Skewed to one side of the 1.5-acre lot to preserve an open, grassy meadow, the circa-1949, two-story house and studio with a welded metal frame features lofty interiors and rectangular shapes—a flat roof, tall glass windows, and panels painted in mostly primary colors, connected by patios arranged with potted plants. (The Eameses liked to change out and move plants often, the guide explains.) This is one of the “Case Study” houses built in the 1940s and ’50s as a program of California-based Arts & Architecture magazine to challenge architects to rethink how houses could be designed and constructed, often using techniques and materials first developed in the World War II-era.

The Eames House is a showcase of such materials—a corrugated glass interior wall, square kitchen tiles of rubber vinyl, recessed lighting (new at the time), and expansive panes of glass in dimensions larger than had been created before. Lines of sight from inside the house flow directly to the eucalyptus trees and poppies outside. Here, too, the green areas far exceed the indoor space. (The house is 1,500 square feet, and the studio 1,000). It’s amazing to think how impactful this compact design has been. The Eames House has been visited, studied, and written about extensively, and the guide explains that architects and designers often fill the consistently sold-out tours for firsthand views and inspiration.


On day three, we’re headed out early for one more architectural must-see—an East LA hilltop park where the Frank Lloyd Wright-designed Hollyhock House is perched next to a grove of tall pine trees. It’s at the center of the city’s 36-acre Barnsdall Art Park, where picnickers and sun worshippers stretch out on blankets in open areas.

Constructed between 1919 to 1921 for oil heiress Aline Barnsdall, the structure can look and feel more monument than house—cast concrete, obelisk-like adaptations of the hollyhock flower outside and substantial, detailed wood paneling inside.

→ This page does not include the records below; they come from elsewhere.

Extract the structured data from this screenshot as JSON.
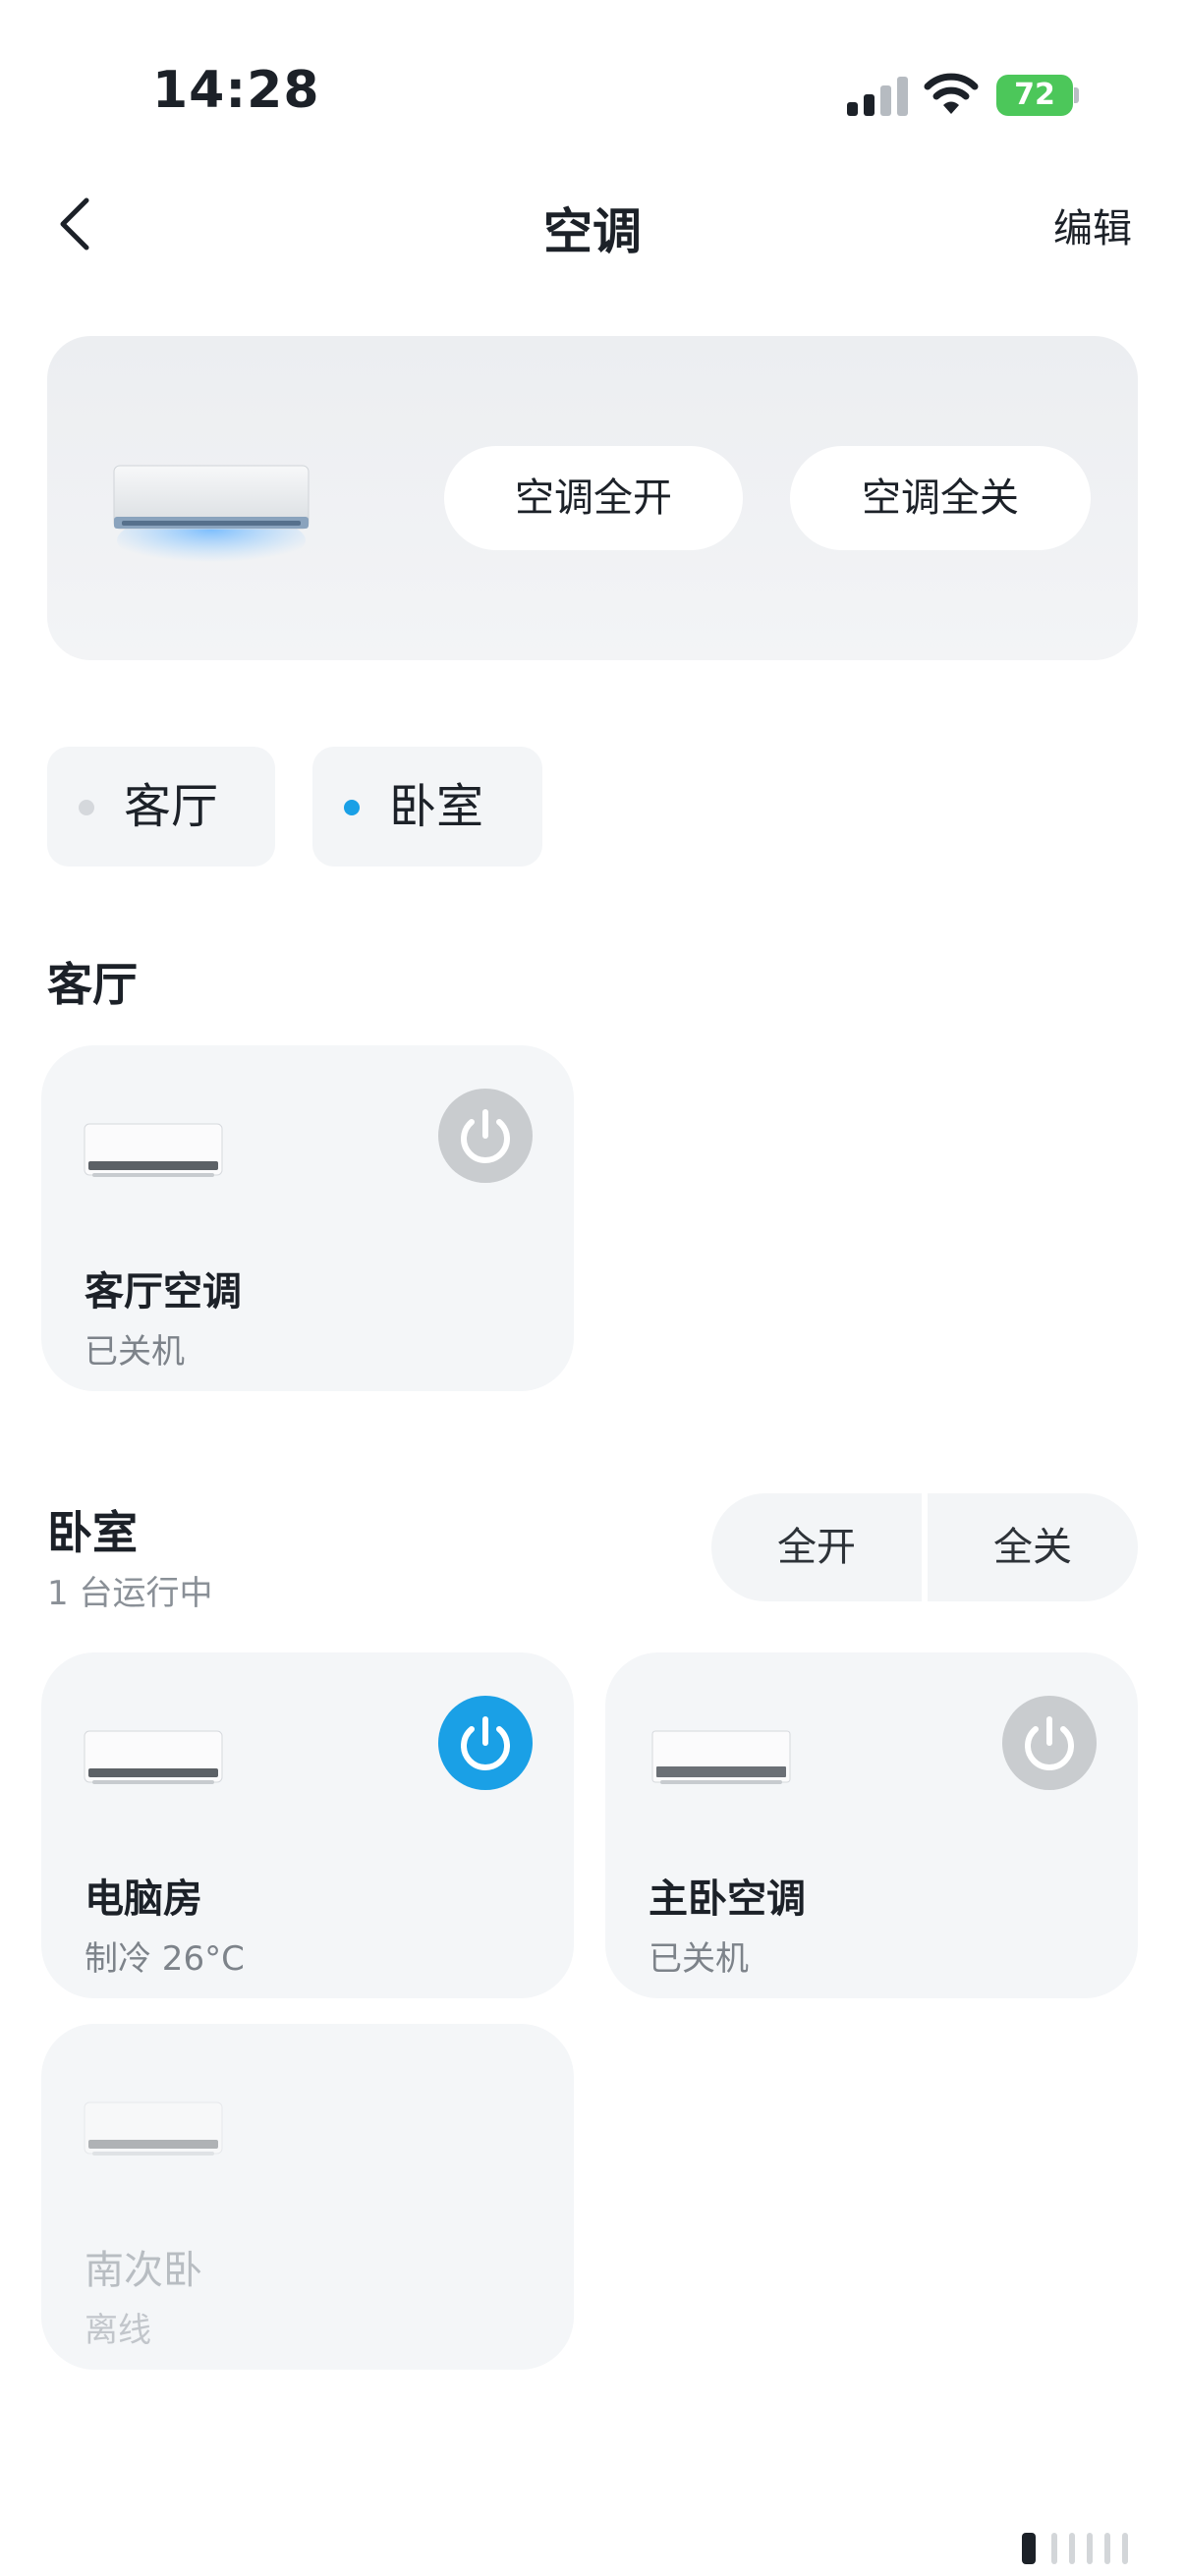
{
  "status_bar": {
    "time": "14:28",
    "battery": "72"
  },
  "nav": {
    "title": "空调",
    "edit": "编辑"
  },
  "hero": {
    "all_on": "空调全开",
    "all_off": "空调全关"
  },
  "room_chips": [
    {
      "label": "客厅",
      "dot_color": "#d5d8dc"
    },
    {
      "label": "卧室",
      "dot_color": "#1aa0e6"
    }
  ],
  "sections": {
    "living": {
      "title": "客厅",
      "devices": [
        {
          "name": "客厅空调",
          "state": "已关机",
          "power": "off"
        }
      ]
    },
    "bedroom": {
      "title": "卧室",
      "subtitle": "1 台运行中",
      "all_on": "全开",
      "all_off": "全关",
      "devices": [
        {
          "name": "电脑房",
          "state": "制冷 26°C",
          "power": "on"
        },
        {
          "name": "主卧空调",
          "state": "已关机",
          "power": "off"
        },
        {
          "name": "南次卧",
          "state": "离线",
          "power": "offline"
        }
      ]
    }
  },
  "colors": {
    "accent": "#1aa0e6",
    "power_off": "#c9cccf",
    "card_bg": "#f4f6f8"
  },
  "icons": [
    "back-chevron-icon",
    "power-icon",
    "air-conditioner-icon",
    "signal-icon",
    "wifi-icon",
    "battery-icon"
  ]
}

Deemed a “harbinger of California modernism,” the site is also popular with international visitors—we meet a couple from Brazil in town for a wedding, who said, “We had to make time to see this famous house.” And everyone who enters is required to slip on disposable overshoe slippers to protect the century-old flooring.

Here, I’m struck by the vantage point. From grassy courtyards at Hollyhock, downtown streets extend out in the valley below, and the landmark Hollywood sign and Griffith Observatory are easily seen in the distance—a very cool view.

With our flight leaving after dinner, we make one last journey to Malibu, first to check out Hotel June—a recently refurbished mid-century motel with a focus on West Coast surf culture. Then we stop for a walk in the sand and to dip our toes in the brisk waters of the Pacific at Malibu Lagoon State Beach.

On the ride back to LAX for our red-eye home, I think about how in many ways it’s been a whirlwind of a trip—catching rides to neighborhoods and landmarks all around LA, plus a little shopping and street tacos (at Platform in Culver City), a delicious breakfast at Gjelina and peek at the canals in Venice, and a couple of walks on the beach.

It’s a West Coast ramble that’s expanded my perspective on this essence of California living—to have as many connections to the outside as possible. Already, I’m mulling over where I can add more windows and doors, gardens and patios, places for dinners under the sky. Maybe Brad Pitt feels the same.

Learn more about getting around L.A. with a taste of SoCal style